“From a very young age, my siblings and I were surrounded by the music of the masters. I began to take Suzuki violin lessons at the Academy of Strings in Johnson City at the age of 6. Music quickly became a very important part of our family’s lifestyle. When I was 10, I was delighted to start taking cello lessons. The cello soon became my primary instrument. Additionally, I joined the East Tennessee Children’s Choir.
“I believe that the immersion in music from a young age and the support I received from my teachers and parents were the most important aspects of my success and continued interest in music,” she says.
In high school, she decided to devote her life to teaching music to children. Her dream is to direct a regional children’s choir and teach Suzuki cello. She is well on her way to achieving that dream.
“I now am the student intern with the Mountain Empire Children’s Choral Academy. I also run a Suzuki cello studio based in Jonesborough, Tennessee. I love to teach children of all ages. I deeply care about each one of my students and desire to enrich their lives through music. I view each child that comes into my studio as a child with great potential and ability. My goal is to guide my students in becoming fine musicians, but first and foremost, fine people,” Natalie says.
She is working on a bachelor’s degree in vocal music education at East Tennessee State University and hopes to get a job with a choir and expand her cello studio after graduation.
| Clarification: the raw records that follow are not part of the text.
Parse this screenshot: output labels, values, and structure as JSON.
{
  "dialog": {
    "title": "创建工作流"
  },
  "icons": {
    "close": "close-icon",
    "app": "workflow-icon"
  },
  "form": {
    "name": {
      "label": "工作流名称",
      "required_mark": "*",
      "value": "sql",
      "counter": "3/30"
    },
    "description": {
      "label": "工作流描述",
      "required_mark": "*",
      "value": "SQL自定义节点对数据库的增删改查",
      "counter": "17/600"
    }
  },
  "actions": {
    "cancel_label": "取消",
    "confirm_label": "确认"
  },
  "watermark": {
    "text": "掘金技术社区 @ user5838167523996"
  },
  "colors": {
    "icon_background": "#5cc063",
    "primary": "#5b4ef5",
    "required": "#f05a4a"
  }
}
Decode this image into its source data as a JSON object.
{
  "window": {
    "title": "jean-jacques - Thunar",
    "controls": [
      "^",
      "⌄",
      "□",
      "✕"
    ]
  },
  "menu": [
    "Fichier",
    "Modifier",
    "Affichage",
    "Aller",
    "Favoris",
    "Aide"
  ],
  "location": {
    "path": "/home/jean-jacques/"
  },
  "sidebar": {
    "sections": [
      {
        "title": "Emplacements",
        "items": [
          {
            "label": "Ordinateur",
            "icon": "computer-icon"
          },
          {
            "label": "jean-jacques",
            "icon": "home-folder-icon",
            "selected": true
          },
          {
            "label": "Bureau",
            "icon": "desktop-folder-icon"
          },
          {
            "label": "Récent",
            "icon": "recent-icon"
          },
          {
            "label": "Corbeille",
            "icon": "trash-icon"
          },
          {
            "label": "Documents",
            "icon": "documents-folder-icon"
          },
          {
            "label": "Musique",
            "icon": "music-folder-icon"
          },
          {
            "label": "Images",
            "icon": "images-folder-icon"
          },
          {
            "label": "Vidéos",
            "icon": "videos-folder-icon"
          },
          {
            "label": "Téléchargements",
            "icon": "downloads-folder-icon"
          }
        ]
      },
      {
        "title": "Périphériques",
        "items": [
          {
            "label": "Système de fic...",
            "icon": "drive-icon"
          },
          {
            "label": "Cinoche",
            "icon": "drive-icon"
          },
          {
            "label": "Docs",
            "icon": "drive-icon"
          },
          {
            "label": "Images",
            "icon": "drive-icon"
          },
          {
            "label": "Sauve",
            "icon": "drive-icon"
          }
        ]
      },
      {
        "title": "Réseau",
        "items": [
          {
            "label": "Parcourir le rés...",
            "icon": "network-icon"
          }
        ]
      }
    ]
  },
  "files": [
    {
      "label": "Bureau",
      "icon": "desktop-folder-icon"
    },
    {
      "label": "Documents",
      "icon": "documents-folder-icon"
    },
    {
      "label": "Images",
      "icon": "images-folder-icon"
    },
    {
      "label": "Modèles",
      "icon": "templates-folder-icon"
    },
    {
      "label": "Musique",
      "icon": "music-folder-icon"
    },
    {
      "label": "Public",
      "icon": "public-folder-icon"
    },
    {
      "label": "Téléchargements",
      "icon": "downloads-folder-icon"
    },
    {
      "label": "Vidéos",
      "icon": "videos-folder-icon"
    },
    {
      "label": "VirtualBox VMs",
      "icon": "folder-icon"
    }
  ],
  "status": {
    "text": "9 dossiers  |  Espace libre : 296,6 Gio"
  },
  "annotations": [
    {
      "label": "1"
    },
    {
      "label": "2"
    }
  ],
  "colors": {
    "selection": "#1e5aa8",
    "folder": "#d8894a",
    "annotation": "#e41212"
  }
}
“Every culture has used music as a form of expression – to communicate ideas, express emotions, to celebrate, to mourn, to worship, to entertain. Music connects the human spirit across language barriers, across time and across the globe.
“I find each step of the journey of music education very exciting – from helping the student hold the cello for the first time, to the first successful ‘Twinkle, Twinkle Little Star,’ to performing the Haydn Cello Concerto. I love to see their faces light up as they master a challenging skill. I love seeing their smiles when they enter the choir rehearsal room, eager to sing with their friends. I love to hear their laughter as they find joy in music,” Natalie says.
Natalie’s musical joy is expressed through the ETSU Chorale and as the principal cellist of the ETSU chamber orchestra. She also performs with Tensegrity, a string quartet, comprised of her and her three brothers.
She sang with MECCA until she graduated from high school and stays involved as an intern. She was also instrumental in helping MECCA stay in touch during the coronavirus restrictions.
“When I graduated from high school last May, which marked the end of my years as a student in MECCA, I never thought that I would be editing virtual choir videos this year in order to help the choirs sing together again.
“Each singer sent me their videos, and I spent hundreds of hours editing audio and video, aligning tracks, balancing voices, etc. The moment I will never forget is when we showed the singers the preview of the finished product during a virtual Zoom meeting. It meant so much to all of them, and to me, to see them singing together again.
“My cello studio has also switched to a virtual format. Video lessons present challenges, but my students and their parents have put forward such an admirable effort. I continue to be amazed by the progress that each student has made over the past few months. I definitely miss seeing my students in person and look forward to the day when it is safe to return to lessons in my studio. Until then, we shall continue to make music,” she says.
Natalie is the daughter of Ralph and Dawn Lugo of Jonesborough, Tennessee. When she isn’t creating music, she enjoys hiking and reading and owns a jewelry business selling her handmade earrings and necklaces.
For more information, visit https://natalielugocello.weebly.com.